There was a moment on last night’s episode of Glee that we’ve been waiting for since we — and Kurt (Chris Colfer) — first set eyes on Blaine (Darren Criss). Continue reading only if you’ve seen it because… I need to know if anyone else thought Kurt was daydreaming because it was that good. We saw the awakened look on Blaine’s face after Kurt’s moving “Blackbird” tribute to Pavarotti, but when Blaine later interrupted Kurt decorating Pavarotti’s tiny casket to rehearse their duet for regionals, and Kurt asked him why he chose him, and Blaine so quickly and simply said, “Kurt, there is a moment when you say to yourself, ‘Oh, there you are. I’ve been looking for you forever'” and he’d had it with him — exactly what Kurt would want to hear — I literally turned to the person I was watching the show with and said, “This is a dream.”

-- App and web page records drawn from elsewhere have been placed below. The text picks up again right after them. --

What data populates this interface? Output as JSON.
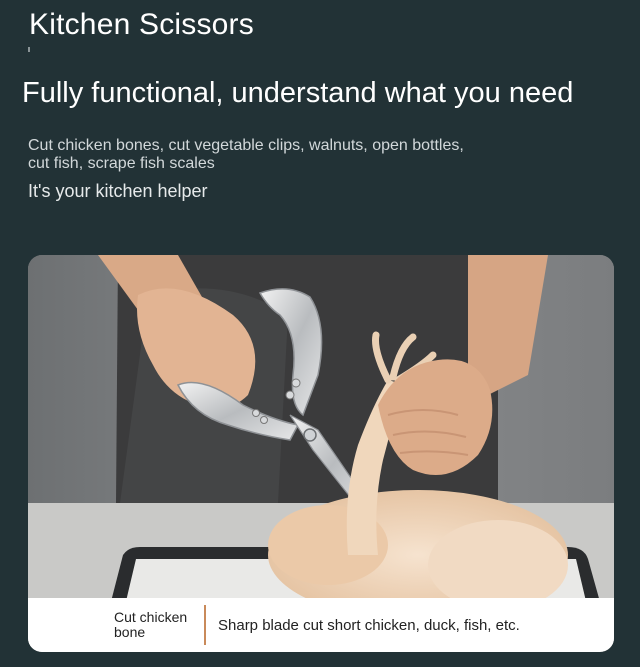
{
  "header": {
    "title": "Kitchen Scissors",
    "headline": "Fully functional, understand what you need"
  },
  "description": {
    "line1": "Cut chicken bones, cut vegetable clips, walnuts, open bottles,",
    "line2": "cut fish, scrape fish scales",
    "helper": "It's your kitchen helper"
  },
  "caption": {
    "left": "Cut chicken bone",
    "right": "Sharp blade cut short chicken, duck, fish, etc."
  },
  "colors": {
    "background": "#223236",
    "text": "#ffffff",
    "divider_accent": "#c98a5a"
  }
}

Blaine went on to say that Kurt moved him, and the duet would just be an excuse to spend more time with him. (Also what Kurt would want to hear.) And then Blaine kissed Kurt, and it was the kind of kiss that would immediately erase Kurt’s memory of the first kiss closeted bully Karofsky stole from him. I cheered, but was even more convinced that Kurt would wake up in a classroom because we don’t get romantic, unapologetic first kisses like that between young gay characters on network TV. Blaine said they should practice, and Kurt said he thought they already were. Then Blaine went back for an even steamier kiss. Cut to Mercedes belting out her original song, and me sitting awestruck on the sofa as I realized that really did just happen (and also that I couldn’t rewind it five times like I wanted to because there was someone else in the room). Watch the scene below.

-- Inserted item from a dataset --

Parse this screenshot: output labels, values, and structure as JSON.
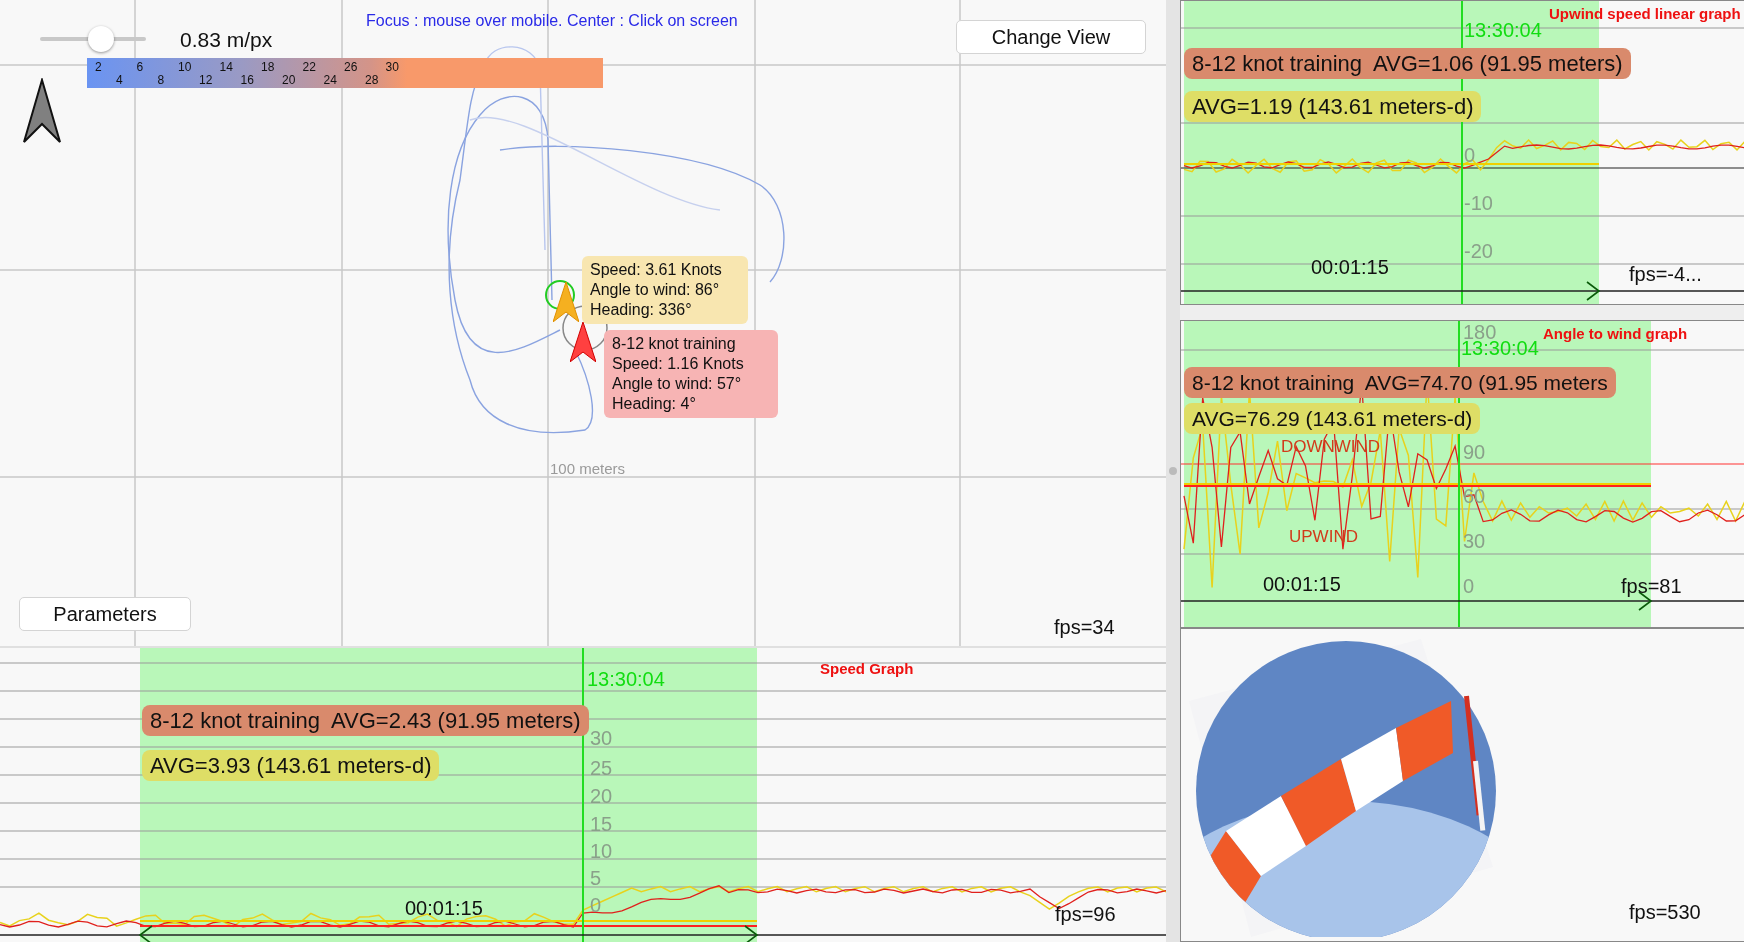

Thinking about it now, I like how it was handled even more. Kurt has been through so much this season; I don’t think we needed to see him suffer more, which is what would have happened if we had to watch Blaine make moves on another guy (or girl) again. Yes, it happened relatively swiftly when compared to some of our own high school crushes that never got that happy ending — and certainly for TV, where the will-they-or-won’t-they dynamic is milked for seasons (or at least until a season finale) — but that’s what makes this great. It’s real. There’s no reason they shouldn’t be together. Blaine felt it. He said it. And he’s proven he’s that brave and confident. (If you approach your friend’s father for a chat about anything sex-related, you are fearless, and you really care about that friend.)

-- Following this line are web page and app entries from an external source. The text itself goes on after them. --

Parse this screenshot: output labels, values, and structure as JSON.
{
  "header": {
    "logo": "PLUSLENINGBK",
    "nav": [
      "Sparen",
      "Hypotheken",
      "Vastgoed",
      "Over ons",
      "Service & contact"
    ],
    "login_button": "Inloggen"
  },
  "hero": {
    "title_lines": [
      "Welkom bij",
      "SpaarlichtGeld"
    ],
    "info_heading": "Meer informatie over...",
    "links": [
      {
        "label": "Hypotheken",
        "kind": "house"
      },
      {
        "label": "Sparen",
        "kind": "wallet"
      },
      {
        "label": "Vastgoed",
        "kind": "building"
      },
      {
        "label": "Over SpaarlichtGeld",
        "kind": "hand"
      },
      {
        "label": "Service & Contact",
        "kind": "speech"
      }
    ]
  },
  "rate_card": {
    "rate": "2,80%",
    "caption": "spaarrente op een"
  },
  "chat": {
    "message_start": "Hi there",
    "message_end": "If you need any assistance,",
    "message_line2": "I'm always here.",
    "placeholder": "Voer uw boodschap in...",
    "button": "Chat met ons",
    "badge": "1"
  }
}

If producers have gone there already, it’s because they know there’s still so much more story to tell. This is Kurt’s first real relationship. He’s, ahem, clearly begun to work on his intimacy issues, but you’ve got to think we haven’t heard the last of them. We haven’t seen a real first date (and Kurt’s preparation for one); how Kurt will tell his father that he and Blaine are now a couple; how his supportive dad, who truly wants Kurt to find love, will actually handle seeing him in it; or how people outside (or even inside) the bully-free walls of Dalton Academy will treat the pair. There’s bound to be some drama — this is, after all, Glee, and Colfer cries beautifully — but my hope is that no matter what will go on around them, Blaine will only bring tears to Kurt’s eyes because he moves him, too, as he did last night. Relationships aren’t easy. They’ll make mistakes. But if they stay true to themselves, and continue to be as open and honest with each other, we’re in for something special.
Jane Lynch, Lea Michele, and high school anxiety star in Fox’s campy musical.